Farm to Table Recipes from the Black Swan, a Restaurant in the English Countryside
Author: Tommy Banks
Publisher: Rizzoli International Publications
Driven home by grief, Cole returns to his family after being away for five years. He soon discovers that his brother, Joe, is locked in a bitter feud with a family who wants everything he's built for himself. As things begin to escalate and tempers start to flare, Cole finds himself pulled into a world of violence, hatred, and unchecked rage. There are no heroes. There are no villains. There is only the worst in us.
Author: Elias Witherow
Publisher: Thought Catalog Books
Believing herself to be the only survivor of a nuclear war, Ann Burden greets a wandering stranger with excitement and suspicion. An ALA Notable Book & ALA Best Book for Young Adults.
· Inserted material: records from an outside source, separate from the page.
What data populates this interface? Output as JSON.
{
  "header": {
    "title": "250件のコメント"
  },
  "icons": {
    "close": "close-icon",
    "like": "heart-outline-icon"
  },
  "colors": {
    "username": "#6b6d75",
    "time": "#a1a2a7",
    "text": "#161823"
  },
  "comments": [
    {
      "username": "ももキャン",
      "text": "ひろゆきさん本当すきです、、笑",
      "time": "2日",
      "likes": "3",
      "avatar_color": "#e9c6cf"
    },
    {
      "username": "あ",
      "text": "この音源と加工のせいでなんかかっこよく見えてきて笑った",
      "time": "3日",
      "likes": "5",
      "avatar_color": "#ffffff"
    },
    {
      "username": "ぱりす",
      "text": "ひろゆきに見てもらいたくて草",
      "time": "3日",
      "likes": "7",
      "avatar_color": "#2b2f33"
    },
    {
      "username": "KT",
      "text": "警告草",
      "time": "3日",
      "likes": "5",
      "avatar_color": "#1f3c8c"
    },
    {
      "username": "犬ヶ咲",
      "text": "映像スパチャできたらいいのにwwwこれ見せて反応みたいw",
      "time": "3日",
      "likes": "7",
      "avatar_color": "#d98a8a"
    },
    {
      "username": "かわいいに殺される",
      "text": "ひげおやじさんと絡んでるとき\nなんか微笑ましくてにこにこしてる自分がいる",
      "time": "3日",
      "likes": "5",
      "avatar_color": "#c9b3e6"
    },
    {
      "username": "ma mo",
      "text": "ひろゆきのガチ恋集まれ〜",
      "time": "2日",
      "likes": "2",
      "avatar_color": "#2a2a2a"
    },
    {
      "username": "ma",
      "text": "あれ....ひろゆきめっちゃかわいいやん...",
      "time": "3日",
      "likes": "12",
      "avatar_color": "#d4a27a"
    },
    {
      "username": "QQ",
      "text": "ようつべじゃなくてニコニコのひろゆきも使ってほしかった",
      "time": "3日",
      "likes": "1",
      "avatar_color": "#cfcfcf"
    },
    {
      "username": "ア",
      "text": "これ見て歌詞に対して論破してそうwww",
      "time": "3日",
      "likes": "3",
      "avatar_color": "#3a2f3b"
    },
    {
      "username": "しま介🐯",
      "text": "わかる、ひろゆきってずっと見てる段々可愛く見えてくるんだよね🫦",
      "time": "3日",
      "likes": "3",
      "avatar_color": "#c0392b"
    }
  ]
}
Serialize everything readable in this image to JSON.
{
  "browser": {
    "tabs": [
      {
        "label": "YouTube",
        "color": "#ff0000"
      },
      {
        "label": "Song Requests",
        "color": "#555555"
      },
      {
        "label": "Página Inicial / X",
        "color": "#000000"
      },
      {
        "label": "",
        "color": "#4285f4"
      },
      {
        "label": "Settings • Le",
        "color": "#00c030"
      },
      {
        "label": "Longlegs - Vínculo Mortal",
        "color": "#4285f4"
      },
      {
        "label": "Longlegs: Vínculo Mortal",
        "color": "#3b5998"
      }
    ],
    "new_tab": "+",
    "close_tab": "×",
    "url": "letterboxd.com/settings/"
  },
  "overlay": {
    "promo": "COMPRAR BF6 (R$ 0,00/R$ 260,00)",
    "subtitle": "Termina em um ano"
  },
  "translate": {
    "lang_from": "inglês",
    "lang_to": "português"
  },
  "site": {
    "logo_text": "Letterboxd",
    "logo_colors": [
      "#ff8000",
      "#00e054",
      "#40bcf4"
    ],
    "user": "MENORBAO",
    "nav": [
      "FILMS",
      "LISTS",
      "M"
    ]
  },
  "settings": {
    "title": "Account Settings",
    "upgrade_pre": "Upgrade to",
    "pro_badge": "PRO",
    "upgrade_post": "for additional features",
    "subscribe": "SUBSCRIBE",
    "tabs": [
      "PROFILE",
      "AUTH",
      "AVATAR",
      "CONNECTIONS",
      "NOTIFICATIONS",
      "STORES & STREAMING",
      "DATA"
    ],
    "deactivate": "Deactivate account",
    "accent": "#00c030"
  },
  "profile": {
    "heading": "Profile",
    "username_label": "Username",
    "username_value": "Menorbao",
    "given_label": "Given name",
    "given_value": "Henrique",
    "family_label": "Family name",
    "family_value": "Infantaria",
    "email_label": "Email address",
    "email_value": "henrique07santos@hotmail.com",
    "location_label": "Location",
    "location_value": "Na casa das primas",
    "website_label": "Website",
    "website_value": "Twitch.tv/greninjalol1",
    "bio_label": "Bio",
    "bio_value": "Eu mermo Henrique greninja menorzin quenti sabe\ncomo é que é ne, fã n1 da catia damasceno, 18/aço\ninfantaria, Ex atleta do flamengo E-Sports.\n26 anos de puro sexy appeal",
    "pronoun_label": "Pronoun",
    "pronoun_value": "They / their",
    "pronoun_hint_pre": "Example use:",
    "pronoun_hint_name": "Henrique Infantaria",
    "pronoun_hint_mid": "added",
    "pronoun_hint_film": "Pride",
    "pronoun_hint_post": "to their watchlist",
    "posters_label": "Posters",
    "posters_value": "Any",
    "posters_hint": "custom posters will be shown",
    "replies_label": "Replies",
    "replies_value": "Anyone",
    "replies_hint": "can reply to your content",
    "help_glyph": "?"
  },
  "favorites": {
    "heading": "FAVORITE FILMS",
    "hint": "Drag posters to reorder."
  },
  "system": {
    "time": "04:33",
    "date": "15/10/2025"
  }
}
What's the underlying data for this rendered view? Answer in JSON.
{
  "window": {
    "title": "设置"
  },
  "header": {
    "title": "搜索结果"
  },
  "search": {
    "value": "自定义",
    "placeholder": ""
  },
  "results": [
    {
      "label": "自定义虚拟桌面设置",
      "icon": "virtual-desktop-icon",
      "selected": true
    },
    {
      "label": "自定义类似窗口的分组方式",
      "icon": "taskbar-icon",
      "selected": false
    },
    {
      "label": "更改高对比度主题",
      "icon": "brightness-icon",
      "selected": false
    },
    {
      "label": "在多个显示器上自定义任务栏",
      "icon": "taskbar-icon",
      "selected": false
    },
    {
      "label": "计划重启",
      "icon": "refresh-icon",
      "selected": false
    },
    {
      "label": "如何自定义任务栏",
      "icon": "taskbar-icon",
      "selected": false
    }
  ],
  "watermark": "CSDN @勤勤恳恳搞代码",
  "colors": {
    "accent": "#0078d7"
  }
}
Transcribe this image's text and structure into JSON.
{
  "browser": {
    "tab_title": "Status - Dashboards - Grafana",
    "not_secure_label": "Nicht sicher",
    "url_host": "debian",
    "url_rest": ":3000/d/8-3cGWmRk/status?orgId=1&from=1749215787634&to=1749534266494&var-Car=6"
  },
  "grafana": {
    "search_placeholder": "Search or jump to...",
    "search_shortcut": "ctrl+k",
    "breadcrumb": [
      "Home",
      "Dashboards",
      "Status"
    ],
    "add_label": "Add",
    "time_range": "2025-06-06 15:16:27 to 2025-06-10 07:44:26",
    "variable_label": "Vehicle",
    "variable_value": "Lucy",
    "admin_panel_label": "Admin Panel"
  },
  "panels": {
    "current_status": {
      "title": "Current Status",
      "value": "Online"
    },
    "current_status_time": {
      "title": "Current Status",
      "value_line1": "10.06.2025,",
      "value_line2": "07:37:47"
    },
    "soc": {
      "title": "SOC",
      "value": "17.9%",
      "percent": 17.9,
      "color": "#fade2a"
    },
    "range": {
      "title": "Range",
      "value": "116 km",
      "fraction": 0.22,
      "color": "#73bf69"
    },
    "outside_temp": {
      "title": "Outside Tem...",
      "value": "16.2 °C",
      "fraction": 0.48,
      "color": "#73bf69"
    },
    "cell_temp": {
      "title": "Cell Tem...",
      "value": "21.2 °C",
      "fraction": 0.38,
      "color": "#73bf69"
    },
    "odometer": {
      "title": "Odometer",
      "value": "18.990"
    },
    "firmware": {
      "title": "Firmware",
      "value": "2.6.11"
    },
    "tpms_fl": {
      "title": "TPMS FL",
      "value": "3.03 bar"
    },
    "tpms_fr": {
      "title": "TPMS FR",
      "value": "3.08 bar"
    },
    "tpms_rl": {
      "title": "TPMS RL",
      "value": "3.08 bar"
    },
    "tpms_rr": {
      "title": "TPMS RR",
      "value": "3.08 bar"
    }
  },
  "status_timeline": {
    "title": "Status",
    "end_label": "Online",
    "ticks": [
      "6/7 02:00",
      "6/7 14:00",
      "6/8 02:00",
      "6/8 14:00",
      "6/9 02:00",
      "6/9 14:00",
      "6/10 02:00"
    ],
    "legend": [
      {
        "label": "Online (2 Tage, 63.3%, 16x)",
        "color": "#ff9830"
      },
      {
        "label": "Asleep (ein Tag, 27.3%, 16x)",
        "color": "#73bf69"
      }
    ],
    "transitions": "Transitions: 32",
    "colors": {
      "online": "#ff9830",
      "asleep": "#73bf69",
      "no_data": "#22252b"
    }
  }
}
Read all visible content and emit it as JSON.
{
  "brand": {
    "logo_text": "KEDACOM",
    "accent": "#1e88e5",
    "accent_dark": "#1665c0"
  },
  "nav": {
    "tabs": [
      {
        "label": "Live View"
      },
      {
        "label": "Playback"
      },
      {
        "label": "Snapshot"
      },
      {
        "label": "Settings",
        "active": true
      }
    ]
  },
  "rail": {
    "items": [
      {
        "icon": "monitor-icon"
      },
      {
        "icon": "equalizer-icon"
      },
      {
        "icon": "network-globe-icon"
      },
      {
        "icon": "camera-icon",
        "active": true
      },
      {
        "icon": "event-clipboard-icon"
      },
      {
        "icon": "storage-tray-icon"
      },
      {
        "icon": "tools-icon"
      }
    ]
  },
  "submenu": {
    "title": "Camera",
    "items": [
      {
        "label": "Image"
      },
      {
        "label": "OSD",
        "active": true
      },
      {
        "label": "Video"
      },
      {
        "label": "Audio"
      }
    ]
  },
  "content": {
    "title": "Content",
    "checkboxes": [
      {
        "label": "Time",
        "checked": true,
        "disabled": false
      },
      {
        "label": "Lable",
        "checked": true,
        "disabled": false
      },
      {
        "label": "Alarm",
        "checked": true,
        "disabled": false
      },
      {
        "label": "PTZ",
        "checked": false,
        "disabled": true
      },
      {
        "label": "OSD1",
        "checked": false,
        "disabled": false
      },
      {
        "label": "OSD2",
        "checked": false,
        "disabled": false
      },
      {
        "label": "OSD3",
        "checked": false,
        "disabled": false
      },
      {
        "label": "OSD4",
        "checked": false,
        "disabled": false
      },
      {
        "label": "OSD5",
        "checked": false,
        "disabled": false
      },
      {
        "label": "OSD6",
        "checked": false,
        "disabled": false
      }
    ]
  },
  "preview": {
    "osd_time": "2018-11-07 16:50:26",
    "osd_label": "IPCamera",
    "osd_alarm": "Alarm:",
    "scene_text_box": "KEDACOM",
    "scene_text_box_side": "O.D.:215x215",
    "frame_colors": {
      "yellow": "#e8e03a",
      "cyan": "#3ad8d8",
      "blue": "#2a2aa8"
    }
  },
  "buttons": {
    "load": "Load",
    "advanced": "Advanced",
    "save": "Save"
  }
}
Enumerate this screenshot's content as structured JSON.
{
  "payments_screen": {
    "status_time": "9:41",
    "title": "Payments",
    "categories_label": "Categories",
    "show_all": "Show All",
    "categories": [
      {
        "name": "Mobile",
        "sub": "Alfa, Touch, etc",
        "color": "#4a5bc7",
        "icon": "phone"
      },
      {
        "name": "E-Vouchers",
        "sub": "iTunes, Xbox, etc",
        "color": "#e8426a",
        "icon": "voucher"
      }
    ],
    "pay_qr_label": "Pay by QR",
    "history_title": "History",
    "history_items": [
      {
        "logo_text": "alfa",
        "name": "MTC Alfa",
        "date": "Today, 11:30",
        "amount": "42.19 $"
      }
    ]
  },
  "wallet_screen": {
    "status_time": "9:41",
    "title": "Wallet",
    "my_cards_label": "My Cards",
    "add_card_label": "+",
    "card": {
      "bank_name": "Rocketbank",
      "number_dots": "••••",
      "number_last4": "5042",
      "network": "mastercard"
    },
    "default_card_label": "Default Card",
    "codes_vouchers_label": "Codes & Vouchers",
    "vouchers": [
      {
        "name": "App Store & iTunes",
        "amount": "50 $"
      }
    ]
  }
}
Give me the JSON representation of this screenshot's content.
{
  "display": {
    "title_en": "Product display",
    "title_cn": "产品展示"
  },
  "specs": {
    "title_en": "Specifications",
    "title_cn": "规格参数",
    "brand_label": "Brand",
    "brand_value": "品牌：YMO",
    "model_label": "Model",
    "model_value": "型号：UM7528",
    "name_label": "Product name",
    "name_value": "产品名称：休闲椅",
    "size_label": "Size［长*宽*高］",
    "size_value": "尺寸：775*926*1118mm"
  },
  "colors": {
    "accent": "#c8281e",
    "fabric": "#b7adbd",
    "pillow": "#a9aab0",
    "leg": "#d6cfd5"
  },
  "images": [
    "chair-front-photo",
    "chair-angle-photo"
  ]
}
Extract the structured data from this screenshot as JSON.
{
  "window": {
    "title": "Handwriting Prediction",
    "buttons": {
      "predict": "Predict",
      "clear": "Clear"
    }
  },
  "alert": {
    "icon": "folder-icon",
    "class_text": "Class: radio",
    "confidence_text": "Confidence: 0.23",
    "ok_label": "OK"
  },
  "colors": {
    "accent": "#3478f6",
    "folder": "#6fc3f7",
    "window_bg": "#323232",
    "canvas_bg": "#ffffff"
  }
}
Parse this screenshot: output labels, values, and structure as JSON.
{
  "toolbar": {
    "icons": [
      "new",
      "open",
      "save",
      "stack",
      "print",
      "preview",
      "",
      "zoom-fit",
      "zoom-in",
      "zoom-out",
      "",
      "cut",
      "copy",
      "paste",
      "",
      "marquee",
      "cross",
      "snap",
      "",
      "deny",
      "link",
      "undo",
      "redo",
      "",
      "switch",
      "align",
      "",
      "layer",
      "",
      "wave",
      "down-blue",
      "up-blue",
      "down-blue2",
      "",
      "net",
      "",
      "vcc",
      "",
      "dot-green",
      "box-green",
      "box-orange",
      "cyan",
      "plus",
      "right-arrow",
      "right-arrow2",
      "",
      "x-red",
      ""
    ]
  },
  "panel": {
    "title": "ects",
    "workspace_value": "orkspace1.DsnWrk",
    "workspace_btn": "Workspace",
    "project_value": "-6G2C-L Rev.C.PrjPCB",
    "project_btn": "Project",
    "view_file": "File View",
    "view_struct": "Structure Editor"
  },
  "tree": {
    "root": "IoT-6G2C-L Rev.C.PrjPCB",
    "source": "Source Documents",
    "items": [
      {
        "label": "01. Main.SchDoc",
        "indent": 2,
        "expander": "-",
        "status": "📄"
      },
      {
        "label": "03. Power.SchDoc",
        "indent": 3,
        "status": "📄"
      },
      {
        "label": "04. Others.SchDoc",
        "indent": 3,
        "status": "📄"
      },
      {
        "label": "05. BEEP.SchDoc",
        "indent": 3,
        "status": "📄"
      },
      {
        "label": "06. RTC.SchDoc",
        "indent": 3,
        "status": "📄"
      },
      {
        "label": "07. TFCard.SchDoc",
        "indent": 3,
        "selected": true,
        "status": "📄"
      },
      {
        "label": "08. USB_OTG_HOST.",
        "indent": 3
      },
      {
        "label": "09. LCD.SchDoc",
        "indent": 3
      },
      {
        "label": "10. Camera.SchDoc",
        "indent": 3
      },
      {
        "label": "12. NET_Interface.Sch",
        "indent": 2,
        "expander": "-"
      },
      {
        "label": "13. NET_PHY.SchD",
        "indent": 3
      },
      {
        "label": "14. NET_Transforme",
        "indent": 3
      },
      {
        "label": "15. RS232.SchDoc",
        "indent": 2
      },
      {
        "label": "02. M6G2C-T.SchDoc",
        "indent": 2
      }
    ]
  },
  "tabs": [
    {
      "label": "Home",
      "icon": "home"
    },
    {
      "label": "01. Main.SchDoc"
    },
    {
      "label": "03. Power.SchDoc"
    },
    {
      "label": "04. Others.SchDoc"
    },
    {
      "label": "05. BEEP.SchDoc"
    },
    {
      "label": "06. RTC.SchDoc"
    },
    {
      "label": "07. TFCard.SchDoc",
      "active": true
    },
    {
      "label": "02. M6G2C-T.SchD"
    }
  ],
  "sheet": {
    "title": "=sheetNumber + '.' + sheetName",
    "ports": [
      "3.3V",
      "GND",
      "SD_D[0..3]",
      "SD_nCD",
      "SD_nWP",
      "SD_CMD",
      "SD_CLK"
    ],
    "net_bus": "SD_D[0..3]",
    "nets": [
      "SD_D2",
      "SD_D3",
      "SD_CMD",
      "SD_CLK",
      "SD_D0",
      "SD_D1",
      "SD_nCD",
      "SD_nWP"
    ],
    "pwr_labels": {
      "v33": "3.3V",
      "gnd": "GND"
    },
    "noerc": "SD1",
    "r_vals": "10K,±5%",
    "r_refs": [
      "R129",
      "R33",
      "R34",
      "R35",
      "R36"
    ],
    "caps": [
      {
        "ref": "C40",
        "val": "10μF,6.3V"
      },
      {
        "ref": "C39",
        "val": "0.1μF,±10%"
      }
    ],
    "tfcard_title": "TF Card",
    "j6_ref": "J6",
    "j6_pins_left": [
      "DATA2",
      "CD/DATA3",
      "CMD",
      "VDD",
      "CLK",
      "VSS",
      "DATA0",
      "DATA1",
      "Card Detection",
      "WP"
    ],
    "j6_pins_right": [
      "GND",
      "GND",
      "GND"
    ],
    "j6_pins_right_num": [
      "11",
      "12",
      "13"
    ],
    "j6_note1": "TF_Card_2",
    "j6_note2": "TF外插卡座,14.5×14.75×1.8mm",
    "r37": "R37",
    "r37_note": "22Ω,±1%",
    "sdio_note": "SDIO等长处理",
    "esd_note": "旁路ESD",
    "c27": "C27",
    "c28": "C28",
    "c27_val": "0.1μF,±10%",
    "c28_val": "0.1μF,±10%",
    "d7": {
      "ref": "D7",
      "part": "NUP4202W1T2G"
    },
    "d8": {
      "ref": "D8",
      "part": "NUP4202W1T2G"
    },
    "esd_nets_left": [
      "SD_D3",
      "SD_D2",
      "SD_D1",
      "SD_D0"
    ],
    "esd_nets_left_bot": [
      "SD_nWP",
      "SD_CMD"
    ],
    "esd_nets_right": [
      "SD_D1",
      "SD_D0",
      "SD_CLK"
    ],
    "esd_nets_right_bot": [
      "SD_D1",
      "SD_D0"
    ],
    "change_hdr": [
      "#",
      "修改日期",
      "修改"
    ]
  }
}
Reprint.
Author: Robert C. O'Brien
Publisher: Simon and Schuster
Category: Juvenile Fiction